Recommendation: Elevate risk-taking from innovation to a wider context. For example, outline actions that would contribute to the realization of higher-risk projects that have high intellectual yield.
ADDITIONAL GUIDING PRINCIPLES
The draft document begins by reviewing NASA’s core values and adding a fifth one, leadership, under the umbrella of SMD. Although there is no doubt that leadership is required to deliver on NASA’s four core values, its addition to SMD’s list of core values risks the appearance of challenging the smaller list of core values that NASA has adopted at the highest level.
The mix of finite objectives and states of being that SMD wants to achieve could be better rationalized to support the establishment of these as enduring principles, as does the use of the term “strategies” instead of “guiding principles” and “focus areas” instead of “leadership priorities.” In addition, the draft document does not address how the presented principles might be pursued, which in turn hinders an understanding of how SMD will determine whether progress has been made.
The committee identified workforce development, mentoring, recruitment, and retention as a guiding principle that was not clearly called out in the draft document. Similarly, under the “Innovation” leadership priority, the draft document did not identify programmatic innovations that could improve efficiency and reduce costs. Examples could include management, contracting, oversight, and considerations for continuity of observations. Furthermore, increasing diversity of thought and backgrounds is best described as a contribution to the section on “Innovation” rather than the section on “Inspiration.”
The roles of universities, research institutions, and industry were not adequately stressed as a means of achieving excellence and diversity as well as contributing to workforce development.
Finally, the draft does not describe how NASA, SMD, and the broader science community would determine when these guiding principles have been implemented within SMD.
Recommendation: Do not insert leadership as a fifth core value. Rather, the importance of leadership should be asserted when introducing the four leadership priorities.
Recommendation: Describe the guiding principles in enough detail to provide definition, context, and examples whenever possible.
Recommendation: Describe the desired future state. The “2024 Future State” slide presented to the committee may be an appropriate starting point for a section on this topic.
Recommendation: Move the guiding principle “Increase the diversity of thought and backgrounds represented across the entire NASA Science portfolio through a more inclusive environment” from the section on “Inspiration” to the section on “Innovation.”

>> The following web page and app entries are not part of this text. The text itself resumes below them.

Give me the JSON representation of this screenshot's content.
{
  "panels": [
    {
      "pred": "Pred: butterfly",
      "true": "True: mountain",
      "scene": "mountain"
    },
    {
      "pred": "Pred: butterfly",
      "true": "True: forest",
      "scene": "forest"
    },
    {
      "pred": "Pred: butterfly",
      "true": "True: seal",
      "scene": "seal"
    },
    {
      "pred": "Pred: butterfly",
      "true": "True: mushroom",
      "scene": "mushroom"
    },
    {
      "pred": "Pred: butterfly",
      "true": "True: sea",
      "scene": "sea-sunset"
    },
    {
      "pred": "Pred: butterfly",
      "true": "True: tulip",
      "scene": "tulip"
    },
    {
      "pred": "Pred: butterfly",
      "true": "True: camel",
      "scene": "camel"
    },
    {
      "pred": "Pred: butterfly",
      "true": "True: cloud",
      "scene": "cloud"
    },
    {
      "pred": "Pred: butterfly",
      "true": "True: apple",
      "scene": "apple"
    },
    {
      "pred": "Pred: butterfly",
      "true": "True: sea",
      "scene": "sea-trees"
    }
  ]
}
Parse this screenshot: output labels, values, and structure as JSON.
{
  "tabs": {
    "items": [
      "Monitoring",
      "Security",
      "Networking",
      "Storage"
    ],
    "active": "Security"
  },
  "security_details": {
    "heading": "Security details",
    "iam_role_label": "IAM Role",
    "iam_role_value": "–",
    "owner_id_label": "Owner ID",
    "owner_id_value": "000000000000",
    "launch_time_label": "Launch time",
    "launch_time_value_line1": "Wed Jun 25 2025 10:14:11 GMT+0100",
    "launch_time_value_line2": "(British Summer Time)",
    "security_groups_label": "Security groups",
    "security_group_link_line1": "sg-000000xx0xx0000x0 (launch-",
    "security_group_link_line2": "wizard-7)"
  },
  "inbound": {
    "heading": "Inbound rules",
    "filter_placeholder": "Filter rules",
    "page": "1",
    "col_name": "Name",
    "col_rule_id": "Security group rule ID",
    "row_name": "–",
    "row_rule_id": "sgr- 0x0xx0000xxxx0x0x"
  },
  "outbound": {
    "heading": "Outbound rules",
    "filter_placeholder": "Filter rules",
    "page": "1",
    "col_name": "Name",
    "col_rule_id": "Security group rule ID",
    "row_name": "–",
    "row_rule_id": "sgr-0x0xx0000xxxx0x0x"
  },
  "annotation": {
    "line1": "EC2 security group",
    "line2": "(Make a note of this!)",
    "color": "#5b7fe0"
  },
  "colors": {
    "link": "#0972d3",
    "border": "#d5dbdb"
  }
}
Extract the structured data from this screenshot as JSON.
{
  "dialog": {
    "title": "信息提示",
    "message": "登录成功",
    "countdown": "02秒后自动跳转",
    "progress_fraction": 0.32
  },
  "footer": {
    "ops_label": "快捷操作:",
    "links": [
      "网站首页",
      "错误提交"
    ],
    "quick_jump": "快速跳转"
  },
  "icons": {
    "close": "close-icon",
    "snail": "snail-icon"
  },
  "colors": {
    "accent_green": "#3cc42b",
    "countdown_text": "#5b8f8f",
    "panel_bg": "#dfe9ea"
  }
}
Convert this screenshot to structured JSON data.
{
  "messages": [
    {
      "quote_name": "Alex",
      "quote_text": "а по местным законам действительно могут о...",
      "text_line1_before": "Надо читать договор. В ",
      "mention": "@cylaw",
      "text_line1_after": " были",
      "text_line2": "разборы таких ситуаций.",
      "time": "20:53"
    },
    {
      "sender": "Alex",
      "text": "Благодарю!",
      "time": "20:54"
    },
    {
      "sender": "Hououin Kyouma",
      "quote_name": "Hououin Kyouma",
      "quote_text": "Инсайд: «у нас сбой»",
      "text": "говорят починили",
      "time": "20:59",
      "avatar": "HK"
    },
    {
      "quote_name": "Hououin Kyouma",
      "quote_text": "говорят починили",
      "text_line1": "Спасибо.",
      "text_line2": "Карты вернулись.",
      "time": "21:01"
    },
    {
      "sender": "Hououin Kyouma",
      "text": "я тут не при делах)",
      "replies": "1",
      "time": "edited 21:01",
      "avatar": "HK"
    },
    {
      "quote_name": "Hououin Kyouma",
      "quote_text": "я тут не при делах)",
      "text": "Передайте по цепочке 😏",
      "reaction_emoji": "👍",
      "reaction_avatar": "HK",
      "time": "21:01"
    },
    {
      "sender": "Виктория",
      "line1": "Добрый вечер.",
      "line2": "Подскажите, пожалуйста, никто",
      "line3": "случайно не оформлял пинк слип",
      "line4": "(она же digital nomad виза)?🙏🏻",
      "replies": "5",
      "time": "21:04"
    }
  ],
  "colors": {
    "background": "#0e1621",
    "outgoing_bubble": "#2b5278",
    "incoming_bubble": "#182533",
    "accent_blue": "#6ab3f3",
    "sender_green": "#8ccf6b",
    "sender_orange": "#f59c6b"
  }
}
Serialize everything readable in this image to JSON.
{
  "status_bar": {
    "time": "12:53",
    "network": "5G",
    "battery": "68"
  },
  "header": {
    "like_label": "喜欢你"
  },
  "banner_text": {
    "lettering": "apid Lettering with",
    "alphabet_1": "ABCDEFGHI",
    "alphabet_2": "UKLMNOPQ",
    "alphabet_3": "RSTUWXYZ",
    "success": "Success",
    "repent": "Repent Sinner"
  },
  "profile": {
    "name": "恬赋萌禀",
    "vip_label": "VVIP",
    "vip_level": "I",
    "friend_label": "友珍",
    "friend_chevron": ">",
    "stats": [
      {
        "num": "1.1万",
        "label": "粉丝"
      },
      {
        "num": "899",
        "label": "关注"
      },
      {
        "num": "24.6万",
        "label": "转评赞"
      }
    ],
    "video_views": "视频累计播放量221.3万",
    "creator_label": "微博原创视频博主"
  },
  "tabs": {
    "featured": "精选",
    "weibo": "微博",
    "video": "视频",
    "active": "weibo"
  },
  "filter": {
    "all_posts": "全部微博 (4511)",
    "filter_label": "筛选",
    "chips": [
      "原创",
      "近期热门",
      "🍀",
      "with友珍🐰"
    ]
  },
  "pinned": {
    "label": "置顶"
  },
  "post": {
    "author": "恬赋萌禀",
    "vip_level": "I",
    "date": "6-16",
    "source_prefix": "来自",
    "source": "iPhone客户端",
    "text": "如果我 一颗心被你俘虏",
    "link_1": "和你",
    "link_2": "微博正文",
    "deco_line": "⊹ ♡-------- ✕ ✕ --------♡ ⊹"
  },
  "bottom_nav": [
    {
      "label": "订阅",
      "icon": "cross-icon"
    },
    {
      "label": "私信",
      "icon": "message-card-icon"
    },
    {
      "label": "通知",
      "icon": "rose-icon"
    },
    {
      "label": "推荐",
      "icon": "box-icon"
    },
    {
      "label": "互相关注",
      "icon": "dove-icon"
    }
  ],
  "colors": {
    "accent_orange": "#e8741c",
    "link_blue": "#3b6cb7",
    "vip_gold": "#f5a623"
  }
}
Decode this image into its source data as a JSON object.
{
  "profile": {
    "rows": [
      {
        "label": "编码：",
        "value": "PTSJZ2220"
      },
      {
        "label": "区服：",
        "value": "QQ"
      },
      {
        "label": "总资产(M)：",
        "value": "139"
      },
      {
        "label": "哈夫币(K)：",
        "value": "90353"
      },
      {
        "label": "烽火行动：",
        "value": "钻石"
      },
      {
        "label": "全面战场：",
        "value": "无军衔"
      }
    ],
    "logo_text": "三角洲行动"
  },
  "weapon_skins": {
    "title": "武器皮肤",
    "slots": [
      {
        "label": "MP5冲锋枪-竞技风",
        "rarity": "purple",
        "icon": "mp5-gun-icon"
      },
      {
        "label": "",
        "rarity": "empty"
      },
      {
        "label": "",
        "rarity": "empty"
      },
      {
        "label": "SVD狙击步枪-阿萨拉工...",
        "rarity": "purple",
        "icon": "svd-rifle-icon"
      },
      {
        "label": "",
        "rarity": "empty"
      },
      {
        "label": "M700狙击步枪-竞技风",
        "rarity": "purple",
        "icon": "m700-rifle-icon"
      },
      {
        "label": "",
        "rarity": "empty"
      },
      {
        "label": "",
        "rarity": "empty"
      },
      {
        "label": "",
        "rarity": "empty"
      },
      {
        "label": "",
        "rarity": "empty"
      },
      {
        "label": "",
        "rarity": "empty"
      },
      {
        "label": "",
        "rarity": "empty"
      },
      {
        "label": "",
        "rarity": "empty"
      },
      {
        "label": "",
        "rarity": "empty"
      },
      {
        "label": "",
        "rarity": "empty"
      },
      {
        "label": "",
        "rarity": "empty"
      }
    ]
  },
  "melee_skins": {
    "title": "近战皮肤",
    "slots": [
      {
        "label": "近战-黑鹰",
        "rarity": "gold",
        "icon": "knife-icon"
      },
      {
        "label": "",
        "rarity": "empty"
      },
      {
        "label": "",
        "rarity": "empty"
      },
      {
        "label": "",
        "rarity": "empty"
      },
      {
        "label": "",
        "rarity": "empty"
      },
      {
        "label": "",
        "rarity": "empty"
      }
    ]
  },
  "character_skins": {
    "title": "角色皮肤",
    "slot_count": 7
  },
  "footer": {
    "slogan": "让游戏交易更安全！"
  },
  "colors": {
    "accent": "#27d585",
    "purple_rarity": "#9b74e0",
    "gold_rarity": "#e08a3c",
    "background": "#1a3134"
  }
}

Recommendation: Spell out the aim and means to effectively collaborate with universities, research institutions, and industry in carrying out SMD’s programs as well as developing the diverse future workforce.
Recommendation: Expand the discussion of diversity and inclusion by recognizing the variety of approaches necessary to achieve this goal.
Recommendation: Add a new guiding principle 4.1, “Develop the Future SMD Workforce.” This principle should explicitly incorporate the importance of mentorship, recruiting, training, as well as link to the principle about increasing diversity of thought and backgrounds (in Innovation).
Unlike earlier SMD science strategies and plans, the 2019 draft does not include details about current scientific thrusts and plans for missions among its four science divisions. Instead, it focuses on guiding principles and leadership priorities that could effectively lead to fulfillment of recommendations in decadal surveys and in the development and deployment of human capital. If the draft document can be revised as recommended here, the divisional commitment to the stated leadership priorities and guiding principles made more explicit, and the writing overall imbued with language equal to the magnitude of the vision, the draft document could guide SMD to a future that is ambitious, forward looking, and inspiring.